It was an honor to be asked to design such an iconic building on such an inspiring location, but yes we had a hard time and long discussions with the city. But it’s the result that counts and I’m very happy that we managed to come up with a design that solves all the limitations you mention and at the same time marks this special urban location.
People who watch the visualization of Baltic say that it brings to mind a slashed pyramid, a sea wave, a bow of a big ship, an iceberg – the building appears different from each direction.
The surprise of the changing appearance on each side is in fact a great quality. It was a logical result of our interpretation of all the given restrictions and, as said, it turned out to be the largest potential to respond to the plural image of the urban setting.

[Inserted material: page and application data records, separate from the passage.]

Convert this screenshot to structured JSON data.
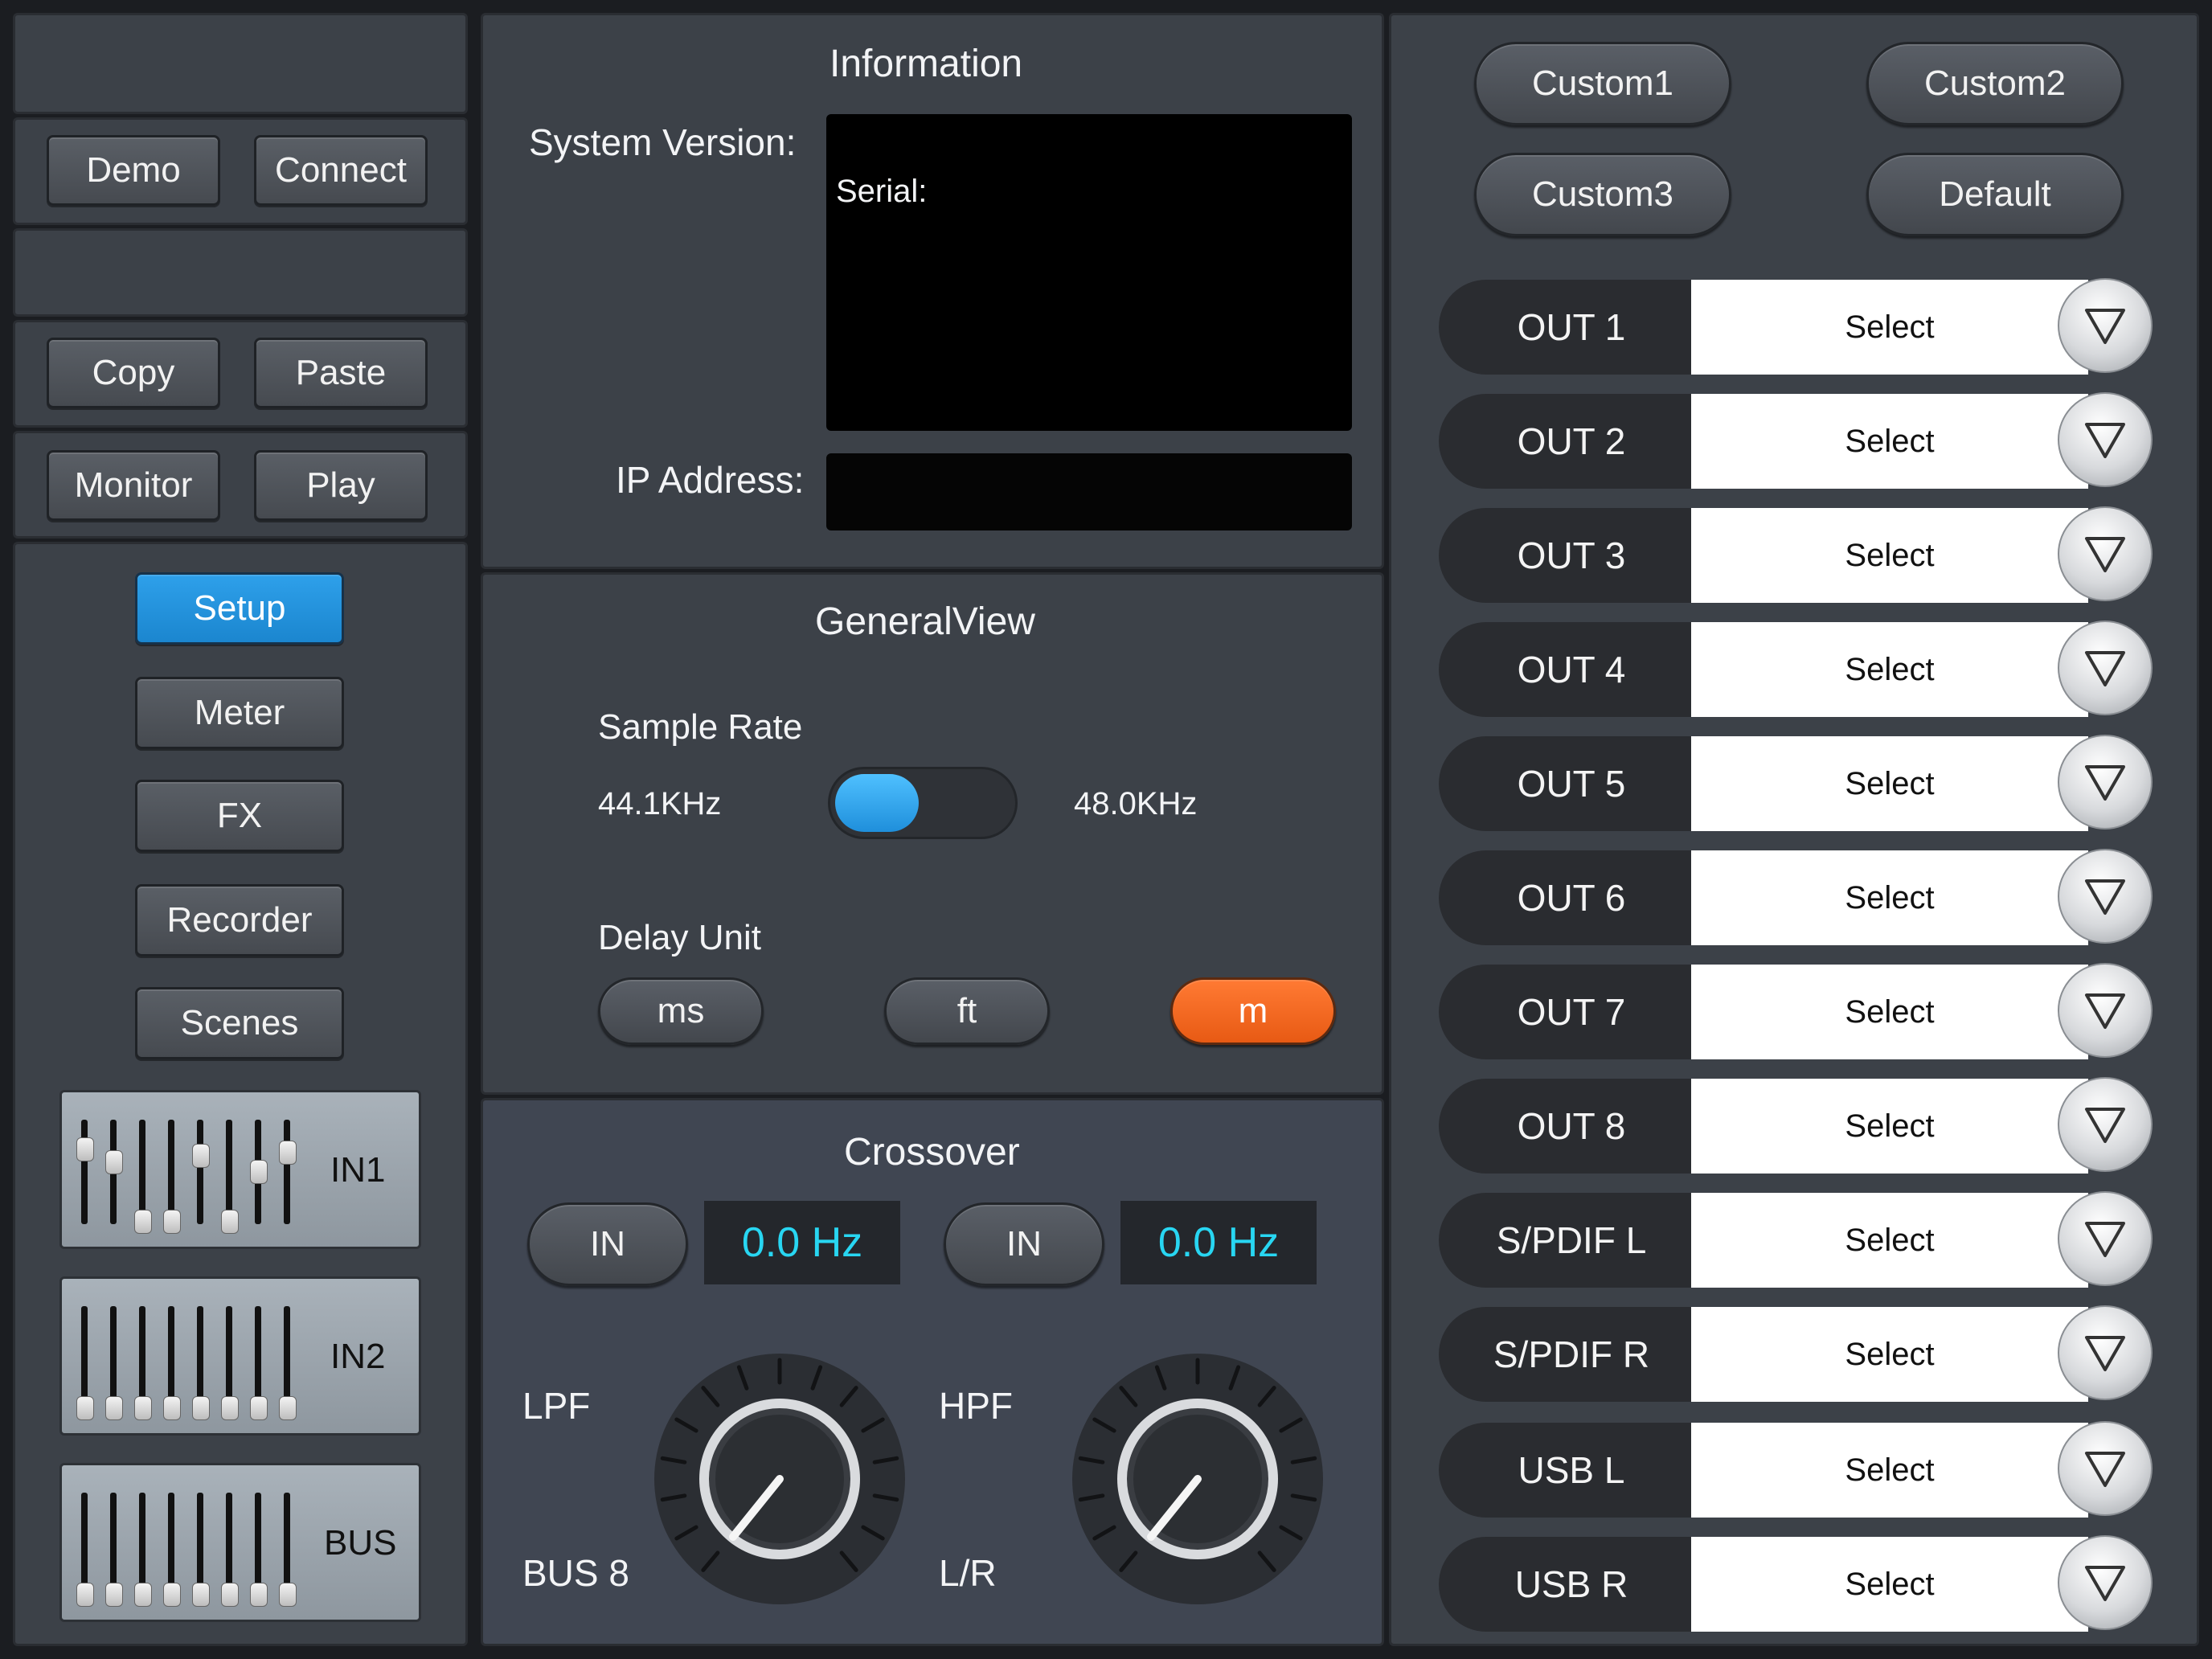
{
  "left": {
    "demo": "Demo",
    "connect": "Connect",
    "copy": "Copy",
    "paste": "Paste",
    "monitor": "Monitor",
    "play": "Play",
    "nav": [
      "Setup",
      "Meter",
      "FX",
      "Recorder",
      "Scenes"
    ],
    "active_nav": "Setup",
    "strips": [
      "IN1",
      "IN2",
      "BUS"
    ]
  },
  "information": {
    "title": "Information",
    "system_version_label": "System Version:",
    "serial_label": "Serial:",
    "ip_label": "IP Address:"
  },
  "general": {
    "title": "GeneralView",
    "sample_rate_label": "Sample Rate",
    "rate_left": "44.1KHz",
    "rate_right": "48.0KHz",
    "delay_unit_label": "Delay Unit",
    "units": [
      "ms",
      "ft",
      "m"
    ],
    "active_unit": "m"
  },
  "crossover": {
    "title": "Crossover",
    "in1": "IN",
    "freq1": "0.0 Hz",
    "in2": "IN",
    "freq2": "0.0 Hz",
    "lpf": "LPF",
    "bus8": "BUS 8",
    "hpf": "HPF",
    "lr": "L/R"
  },
  "presets": [
    "Custom1",
    "Custom2",
    "Custom3",
    "Default"
  ],
  "outputs": [
    {
      "name": "OUT 1",
      "value": "Select"
    },
    {
      "name": "OUT 2",
      "value": "Select"
    },
    {
      "name": "OUT 3",
      "value": "Select"
    },
    {
      "name": "OUT 4",
      "value": "Select"
    },
    {
      "name": "OUT 5",
      "value": "Select"
    },
    {
      "name": "OUT 6",
      "value": "Select"
    },
    {
      "name": "OUT 7",
      "value": "Select"
    },
    {
      "name": "OUT 8",
      "value": "Select"
    },
    {
      "name": "S/PDIF L",
      "value": "Select"
    },
    {
      "name": "S/PDIF R",
      "value": "Select"
    },
    {
      "name": "USB L",
      "value": "Select"
    },
    {
      "name": "USB R",
      "value": "Select"
    }
  ],
  "colors": {
    "accent_blue": "#1f8fdb",
    "accent_orange": "#f26a21",
    "readout_cyan": "#28d6f2"
  }
}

This is the most prestigious city plot. The meeting point of four districts, the key transport hub, open to eastern districts. Did the investor ask you to design Poznan’s showcase building?
The client was very ambitious from the first moment and it was clear from the start that this location has a key position in the city. Sophia invited an international architect that loves an ambitious project making sure that the result would be contemporary and iconic.
The investor organized a competition before choosing your studio. The competing concepts offered a fairly random selection of shapes trying to look impressive. Is anyone able to create a well thought-out design in such a short time? You needed two years to complete it. Do competitions like that make any sense?
Competitions are common practice in architecture. Good architects are trained to develop strong concepts in a relatively short time. The development of a building design always takes longer. There can be many unexpected issues that need to be resolved and in the size of buildings there are many things to design in detail. Then, there are the waiting periods for approvals. Unfortunately the time between the first sketch and the opening party can be longer than what we would like it to be. Yet, constant comparison between competition entry and the final result keeps one sharp and is therefore very valuable asset.
The investor reportedly said "sky is the limit". He told you to design a building that overcomes Poznan's conservative architecture. Hasn't this conservatism put too many restraints on your design? A more avant-garde one would not go well with the environment?
I can only hope that we gave a contemporary and sustainable answer to the ambitious challenge posed to us. Restrictions aren't always bad, as they often give arguments to choose a certain concept and can result in extra quality of the building. For example, we might not have come up with the great entrance cut without the urban restrictions.
The architect must be careful not to design for him or herself. Is it possible at all? Is it possible to "disable" their preferences in the designing process just as you disable layers in Photoshop?
Every design shows a personal passion of the architect, but it is much more. Every kind of reflection or critic is judged by the architect and taken into the design with a personal translation of it. But most of all an architect designs for somebody else. The design needs to suite the user and answer the question of the client. MVRDV is always eager to inspire or even provoke the user for an inventive use of the building.
Imagine you are a future Baltic user. What would you love and hate the designer for?
When I arrive at work I will have a first look at the beautiful view on the city, drinking my handmade espresso from the coffee bar downstairs. During lunch I will grab a nice bit of food in the sandwich bar or one of the restaurants and then, after working hours, I’ll be more than happy to enjoy a good glass of wine with my colleagues on the plaza. The only thing I would hate is that I have to go home :)